───── Information shown

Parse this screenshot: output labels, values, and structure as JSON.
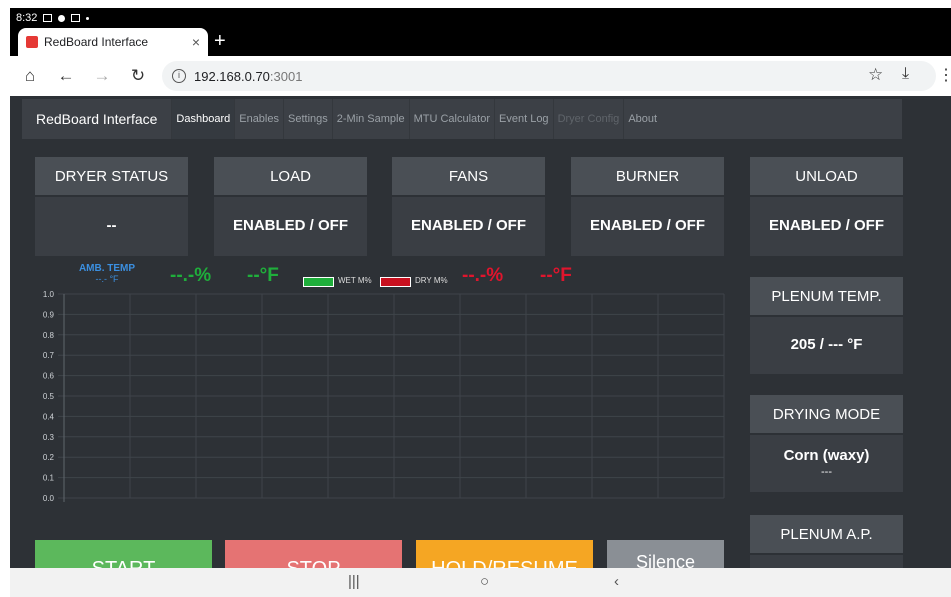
{
  "status_bar": {
    "time": "8:32"
  },
  "tab": {
    "title": "RedBoard Interface",
    "close": "×",
    "new_tab": "+"
  },
  "address": {
    "url_host": "192.168.0.70",
    "url_port": ":3001"
  },
  "navbar": {
    "brand": "RedBoard Interface",
    "items": [
      {
        "label": "Dashboard",
        "state": "active"
      },
      {
        "label": "Enables",
        "state": "normal"
      },
      {
        "label": "Settings",
        "state": "normal"
      },
      {
        "label": "2-Min Sample",
        "state": "normal"
      },
      {
        "label": "MTU Calculator",
        "state": "normal"
      },
      {
        "label": "Event Log",
        "state": "normal"
      },
      {
        "label": "Dryer Config",
        "state": "disabled"
      },
      {
        "label": "About",
        "state": "normal"
      }
    ]
  },
  "status_cards": [
    {
      "title": "DRYER STATUS",
      "value": "--"
    },
    {
      "title": "LOAD",
      "value": "ENABLED / OFF"
    },
    {
      "title": "FANS",
      "value": "ENABLED / OFF"
    },
    {
      "title": "BURNER",
      "value": "ENABLED / OFF"
    },
    {
      "title": "UNLOAD",
      "value": "ENABLED / OFF"
    }
  ],
  "side_cards": {
    "plenum_temp": {
      "title": "PLENUM TEMP.",
      "value": "205 / --- °F"
    },
    "drying_mode": {
      "title": "DRYING MODE",
      "value": "Corn (waxy)",
      "sub": "---"
    },
    "plenum_ap": {
      "title": "PLENUM A.P."
    }
  },
  "chart_header": {
    "amb_temp_label": "AMB. TEMP",
    "amb_temp_value": "--.- °F",
    "wet_pct": "--.-%",
    "wet_temp": "--°F",
    "wet_legend": "WET M%",
    "dry_legend": "DRY M%",
    "dry_pct": "--.-%",
    "dry_temp": "--°F"
  },
  "chart_data": {
    "type": "line",
    "title": "",
    "xlabel": "",
    "ylabel": "",
    "ylim": [
      0,
      1.0
    ],
    "yticks": [
      "1.0",
      "0.9",
      "0.8",
      "0.7",
      "0.6",
      "0.5",
      "0.4",
      "0.3",
      "0.2",
      "0.1",
      "0.0"
    ],
    "series": [
      {
        "name": "WET M%",
        "values": []
      },
      {
        "name": "DRY M%",
        "values": []
      }
    ],
    "grid": true
  },
  "colors": {
    "wet": "#1fae3b",
    "dry": "#e0152d",
    "start_btn": "#5cb85c",
    "stop_btn": "#e57373",
    "hold_btn": "#f5a623",
    "silence_btn": "#8a8f95",
    "amb_temp": "#3b8fe0"
  },
  "buttons": {
    "start": "START",
    "stop": "STOP",
    "hold": "HOLD/RESUME",
    "silence": "Silence"
  },
  "icons": {
    "home": "home-icon",
    "back": "back-arrow-icon",
    "forward": "forward-arrow-icon",
    "reload": "reload-icon",
    "info": "info-icon",
    "star": "star-icon",
    "download": "download-icon",
    "menu": "more-vert-icon"
  }
}
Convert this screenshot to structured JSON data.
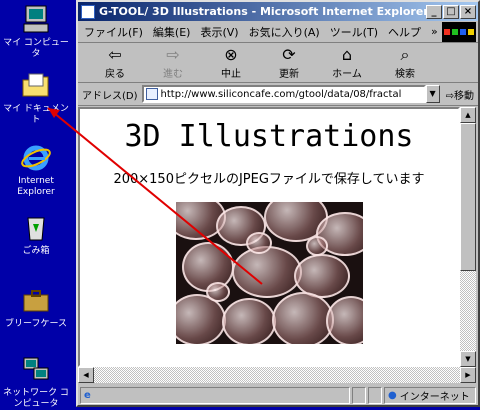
{
  "desktop": {
    "icons": [
      {
        "label": "マイ コンピュータ"
      },
      {
        "label": "マイ ドキュメント"
      },
      {
        "label": "Internet Explorer"
      },
      {
        "label": "ごみ箱"
      },
      {
        "label": "ブリーフケース"
      },
      {
        "label": "ネットワーク コンピュータ"
      }
    ]
  },
  "window": {
    "title": "G-TOOL/ 3D Illustrations - Microsoft Internet Explorer",
    "controls": {
      "minimize": "_",
      "maximize": "□",
      "close": "×"
    },
    "menu": [
      "ファイル(F)",
      "編集(E)",
      "表示(V)",
      "お気に入り(A)",
      "ツール(T)",
      "ヘルプ",
      "»"
    ],
    "toolbar": [
      {
        "label": "戻る",
        "icon": "back-arrow-icon",
        "glyph": "⇦",
        "enabled": true
      },
      {
        "label": "進む",
        "icon": "forward-arrow-icon",
        "glyph": "⇨",
        "enabled": false
      },
      {
        "label": "中止",
        "icon": "stop-icon",
        "glyph": "⊗",
        "enabled": true
      },
      {
        "label": "更新",
        "icon": "refresh-icon",
        "glyph": "⟳",
        "enabled": true
      },
      {
        "label": "ホーム",
        "icon": "home-icon",
        "glyph": "⌂",
        "enabled": true
      },
      {
        "label": "検索",
        "icon": "search-icon",
        "glyph": "⌕",
        "enabled": true
      }
    ],
    "address": {
      "label": "アドレス(D)",
      "url": "http://www.siliconcafe.com/gtool/data/08/fractal",
      "go": "移動"
    },
    "page": {
      "title": "3D Illustrations",
      "description": "200×150ピクセルのJPEGファイルで保存しています"
    },
    "status": {
      "zone": "インターネット"
    }
  },
  "colors": {
    "desktop": "#0000a8",
    "title_start": "#08246b",
    "title_end": "#a5c8f0",
    "arrow": "#e00000"
  }
}
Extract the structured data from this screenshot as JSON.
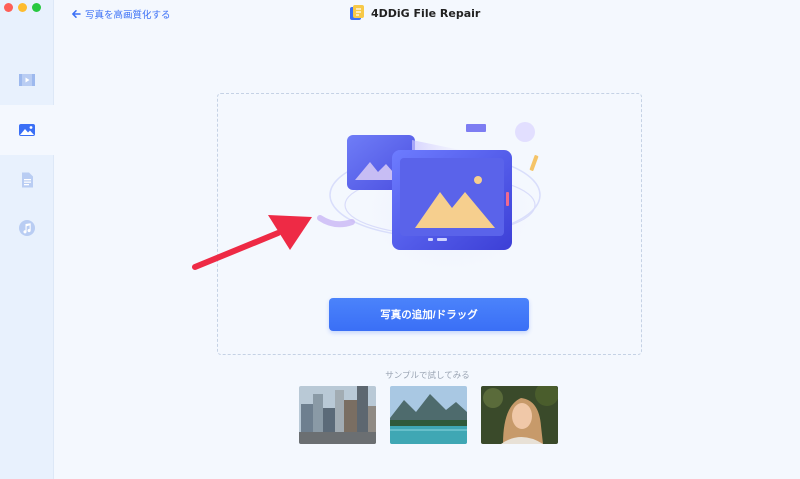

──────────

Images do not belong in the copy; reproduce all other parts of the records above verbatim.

Parse this screenshot: output labels, values, and structure as JSON.
{
  "status_bar": {
    "time": "8:32"
  },
  "tab": {
    "title": "RedBoard Interface",
    "close": "×",
    "new_tab": "+"
  },
  "address": {
    "url_host": "192.168.0.70",
    "url_port": ":3001"
  },
  "navbar": {
    "brand": "RedBoard Interface",
    "items": [
      {
        "label": "Dashboard",
        "state": "active"
      },
      {
        "label": "Enables",
        "state": "normal"
      },
      {
        "label": "Settings",
        "state": "normal"
      },
      {
        "label": "2-Min Sample",
        "state": "normal"
      },
      {
        "label": "MTU Calculator",
        "state": "normal"
      },
      {
        "label": "Event Log",
        "state": "normal"
      },
      {
        "label": "Dryer Config",
        "state": "disabled"
      },
      {
        "label": "About",
        "state": "normal"
      }
    ]
  },
  "status_cards": [
    {
      "title": "DRYER STATUS",
      "value": "--"
    },
    {
      "title": "LOAD",
      "value": "ENABLED / OFF"
    },
    {
      "title": "FANS",
      "value": "ENABLED / OFF"
    },
    {
      "title": "BURNER",
      "value": "ENABLED / OFF"
    },
    {
      "title": "UNLOAD",
      "value": "ENABLED / OFF"
    }
  ],
  "side_cards": {
    "plenum_temp": {
      "title": "PLENUM TEMP.",
      "value": "205 / --- °F"
    },
    "drying_mode": {
      "title": "DRYING MODE",
      "value": "Corn (waxy)",
      "sub": "---"
    },
    "plenum_ap": {
      "title": "PLENUM A.P."
    }
  },
  "chart_header": {
    "amb_temp_label": "AMB. TEMP",
    "amb_temp_value": "--.- °F",
    "wet_pct": "--.-%",
    "wet_temp": "--°F",
    "wet_legend": "WET M%",
    "dry_legend": "DRY M%",
    "dry_pct": "--.-%",
    "dry_temp": "--°F"
  },
  "chart_data": {
    "type": "line",
    "title": "",
    "xlabel": "",
    "ylabel": "",
    "ylim": [
      0,
      1.0
    ],
    "yticks": [
      "1.0",
      "0.9",
      "0.8",
      "0.7",
      "0.6",
      "0.5",
      "0.4",
      "0.3",
      "0.2",
      "0.1",
      "0.0"
    ],
    "series": [
      {
        "name": "WET M%",
        "values": []
      },
      {
        "name": "DRY M%",
        "values": []
      }
    ],
    "grid": true
  },
  "colors": {
    "wet": "#1fae3b",
    "dry": "#e0152d",
    "start_btn": "#5cb85c",
    "stop_btn": "#e57373",
    "hold_btn": "#f5a623",
    "silence_btn": "#8a8f95",
    "amb_temp": "#3b8fe0"
  },
  "buttons": {
    "start": "START",
    "stop": "STOP",
    "hold": "HOLD/RESUME",
    "silence": "Silence"
  },
  "icons": {
    "home": "home-icon",
    "back": "back-arrow-icon",
    "forward": "forward-arrow-icon",
    "reload": "reload-icon",
    "info": "info-icon",
    "star": "star-icon",
    "download": "download-icon",
    "menu": "more-vert-icon"
  }
}
Convert this screenshot to structured JSON data.
{
  "desktop": {
    "icons": [
      {
        "label": "マイ コンピュータ"
      },
      {
        "label": "マイ ドキュメント"
      },
      {
        "label": "Internet Explorer"
      },
      {
        "label": "ごみ箱"
      },
      {
        "label": "ブリーフケース"
      },
      {
        "label": "ネットワーク コンピュータ"
      }
    ]
  },
  "window": {
    "title": "G-TOOL/ 3D Illustrations - Microsoft Internet Explorer",
    "controls": {
      "minimize": "_",
      "maximize": "□",
      "close": "×"
    },
    "menu": [
      "ファイル(F)",
      "編集(E)",
      "表示(V)",
      "お気に入り(A)",
      "ツール(T)",
      "ヘルプ",
      "»"
    ],
    "toolbar": [
      {
        "label": "戻る",
        "icon": "back-arrow-icon",
        "glyph": "⇦",
        "enabled": true
      },
      {
        "label": "進む",
        "icon": "forward-arrow-icon",
        "glyph": "⇨",
        "enabled": false
      },
      {
        "label": "中止",
        "icon": "stop-icon",
        "glyph": "⊗",
        "enabled": true
      },
      {
        "label": "更新",
        "icon": "refresh-icon",
        "glyph": "⟳",
        "enabled": true
      },
      {
        "label": "ホーム",
        "icon": "home-icon",
        "glyph": "⌂",
        "enabled": true
      },
      {
        "label": "検索",
        "icon": "search-icon",
        "glyph": "⌕",
        "enabled": true
      }
    ],
    "address": {
      "label": "アドレス(D)",
      "url": "http://www.siliconcafe.com/gtool/data/08/fractal",
      "go": "移動"
    },
    "page": {
      "title": "3D Illustrations",
      "description": "200×150ピクセルのJPEGファイルで保存しています"
    },
    "status": {
      "zone": "インターネット"
    }
  },
  "colors": {
    "desktop": "#0000a8",
    "title_start": "#08246b",
    "title_end": "#a5c8f0",
    "arrow": "#e00000"
  }
}
Extract the structured data from this screenshot as JSON.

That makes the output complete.